[Dataset rows for apps and sites]
★ ★ ★ ★ ★

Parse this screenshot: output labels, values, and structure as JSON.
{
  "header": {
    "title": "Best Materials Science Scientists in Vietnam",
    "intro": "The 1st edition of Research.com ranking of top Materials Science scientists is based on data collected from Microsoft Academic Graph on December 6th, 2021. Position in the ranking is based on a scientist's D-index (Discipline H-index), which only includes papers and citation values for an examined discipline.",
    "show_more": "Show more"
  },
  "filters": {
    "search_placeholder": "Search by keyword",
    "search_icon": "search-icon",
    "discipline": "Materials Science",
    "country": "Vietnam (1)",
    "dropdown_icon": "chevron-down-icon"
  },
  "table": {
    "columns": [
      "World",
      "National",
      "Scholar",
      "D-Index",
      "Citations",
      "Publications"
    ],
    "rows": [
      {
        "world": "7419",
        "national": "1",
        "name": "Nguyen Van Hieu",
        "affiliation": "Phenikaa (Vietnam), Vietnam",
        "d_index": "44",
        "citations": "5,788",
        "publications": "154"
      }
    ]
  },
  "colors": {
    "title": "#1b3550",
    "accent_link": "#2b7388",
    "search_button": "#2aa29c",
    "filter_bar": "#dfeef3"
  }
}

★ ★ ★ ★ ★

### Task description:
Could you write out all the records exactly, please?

### Answer for this exercise:
Parse this screenshot: output labels, values, and structure as JSON.
{
  "header": {
    "title": "Best Materials Science Scientists in Vietnam",
    "intro": "The 1st edition of Research.com ranking of top Materials Science scientists is based on data collected from Microsoft Academic Graph on December 6th, 2021. Position in the ranking is based on a scientist's D-index (Discipline H-index), which only includes papers and citation values for an examined discipline.",
    "show_more": "Show more"
  },
  "filters": {
    "search_placeholder": "Search by keyword",
    "search_icon": "search-icon",
    "discipline": "Materials Science",
    "country": "Vietnam (1)",
    "dropdown_icon": "chevron-down-icon"
  },
  "table": {
    "columns": [
      "World",
      "National",
      "Scholar",
      "D-Index",
      "Citations",
      "Publications"
    ],
    "rows": [
      {
        "world": "7419",
        "national": "1",
        "name": "Nguyen Van Hieu",
        "affiliation": "Phenikaa (Vietnam), Vietnam",
        "d_index": "44",
        "citations": "5,788",
        "publications": "154"
      }
    ]
  },
  "colors": {
    "title": "#1b3550",
    "accent_link": "#2b7388",
    "search_button": "#2aa29c",
    "filter_bar": "#dfeef3"
  }
}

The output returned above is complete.